As well documented by the press in recent weeks, there have been several high profile recent IT security breaches at large corporates, most notoriously the recent data hacks at US dating platform Ashley Madison and TalkTalk, the latter reportedly costing over £35m to fix.
Ever-increasing use of cloud-based and mobile technology is opening up unprecedented vulnerabilities within organisations. Whilst mobile and remote working is now considered the norm, many employees are unaware of the threats they face. Danger areas include hotels, conferences, airports and shared computers. The targets for attack include smartphones, tablets, laptops and storage devices such as USB drives. In March 2015, Wired Magazine reported that researchers had discovered a vulnerability in hotel Wi-Fi routers allowing attackers to distribute malware, monitor and record data sent over the network. In response, IT application vendors are naturally seeking to enhance features of their security applications.
Microsoft is one example of a large trade acquirer that is actively snapping up emerging IT security businesses, having already made four acquisitions this year – Secure Islands, Adallom, Equivio and Aorato. In addition, Microsoft CEO Satya Nadella has recently stated that the business pumps over $1bn into security R&D annually including the launch of the Microsoft Enterprise Security Group utilising a worldwide network of security experts. Closer to home, Cisco announced its intent to acquire IT security consultancy Portcullis early next year to provide strategic guidance to their European client base. It is clear that larger players are investing in data protection, cloud-based service monitoring, forensic testing and vulnerability identification assessment tools to reduce the risks of cyber hacking.

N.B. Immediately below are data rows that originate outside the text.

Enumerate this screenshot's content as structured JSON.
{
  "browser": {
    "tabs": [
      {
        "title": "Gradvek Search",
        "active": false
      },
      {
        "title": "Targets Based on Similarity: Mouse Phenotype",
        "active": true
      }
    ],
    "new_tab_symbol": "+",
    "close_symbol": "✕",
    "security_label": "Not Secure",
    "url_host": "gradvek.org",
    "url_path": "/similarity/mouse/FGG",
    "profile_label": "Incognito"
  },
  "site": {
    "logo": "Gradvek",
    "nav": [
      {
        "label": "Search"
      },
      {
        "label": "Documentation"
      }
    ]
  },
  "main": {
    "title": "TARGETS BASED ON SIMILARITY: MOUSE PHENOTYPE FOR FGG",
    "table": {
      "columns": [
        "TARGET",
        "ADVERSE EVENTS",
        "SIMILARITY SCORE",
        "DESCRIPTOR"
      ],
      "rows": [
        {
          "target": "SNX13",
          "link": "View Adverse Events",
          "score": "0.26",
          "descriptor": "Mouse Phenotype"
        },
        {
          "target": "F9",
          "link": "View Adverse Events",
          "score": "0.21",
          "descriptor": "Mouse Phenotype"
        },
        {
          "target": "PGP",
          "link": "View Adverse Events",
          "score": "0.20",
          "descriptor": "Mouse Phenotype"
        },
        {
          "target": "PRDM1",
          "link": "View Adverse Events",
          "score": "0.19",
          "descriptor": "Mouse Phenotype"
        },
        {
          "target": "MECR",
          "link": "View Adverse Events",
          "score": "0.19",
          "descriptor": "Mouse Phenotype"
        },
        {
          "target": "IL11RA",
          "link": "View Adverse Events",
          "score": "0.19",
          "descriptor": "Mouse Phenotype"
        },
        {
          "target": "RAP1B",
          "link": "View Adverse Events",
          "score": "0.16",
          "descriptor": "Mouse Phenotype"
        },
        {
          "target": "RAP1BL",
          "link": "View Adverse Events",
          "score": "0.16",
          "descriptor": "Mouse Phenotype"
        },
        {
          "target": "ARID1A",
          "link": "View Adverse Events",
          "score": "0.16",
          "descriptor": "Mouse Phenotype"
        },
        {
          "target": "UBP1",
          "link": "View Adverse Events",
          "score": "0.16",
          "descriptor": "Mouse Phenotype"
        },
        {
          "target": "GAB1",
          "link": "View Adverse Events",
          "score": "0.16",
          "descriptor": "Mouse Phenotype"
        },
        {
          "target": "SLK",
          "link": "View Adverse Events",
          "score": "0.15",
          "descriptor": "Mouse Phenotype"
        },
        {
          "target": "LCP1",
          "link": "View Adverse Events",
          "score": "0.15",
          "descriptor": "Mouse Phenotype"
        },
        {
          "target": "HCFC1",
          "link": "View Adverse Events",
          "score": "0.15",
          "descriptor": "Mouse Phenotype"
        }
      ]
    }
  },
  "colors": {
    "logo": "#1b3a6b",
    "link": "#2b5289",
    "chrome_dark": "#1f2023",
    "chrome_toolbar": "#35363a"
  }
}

In spite of this, SMEs in particular continue to be targeted by cyber criminals who exploit business owners who commit limited resources towards IT security and protection methods. PWC’s 2015 Information Security Breach Survey suggested that 74% of SMEs have suffered a security breach, up from 60% in 2014. In response, businesses need to invest in preventative methods such as implementing firewall and anti-virus software, using virtual private networks, controlling access with two-factor authentication and using stronger passwords.
Whilst it is inevitable that cybercrime will continue to grow at both ends of the scale, as more and more incidents hit the press, more organisations will invest in counter-methods and additional protection. After all, the best offence is a good defence.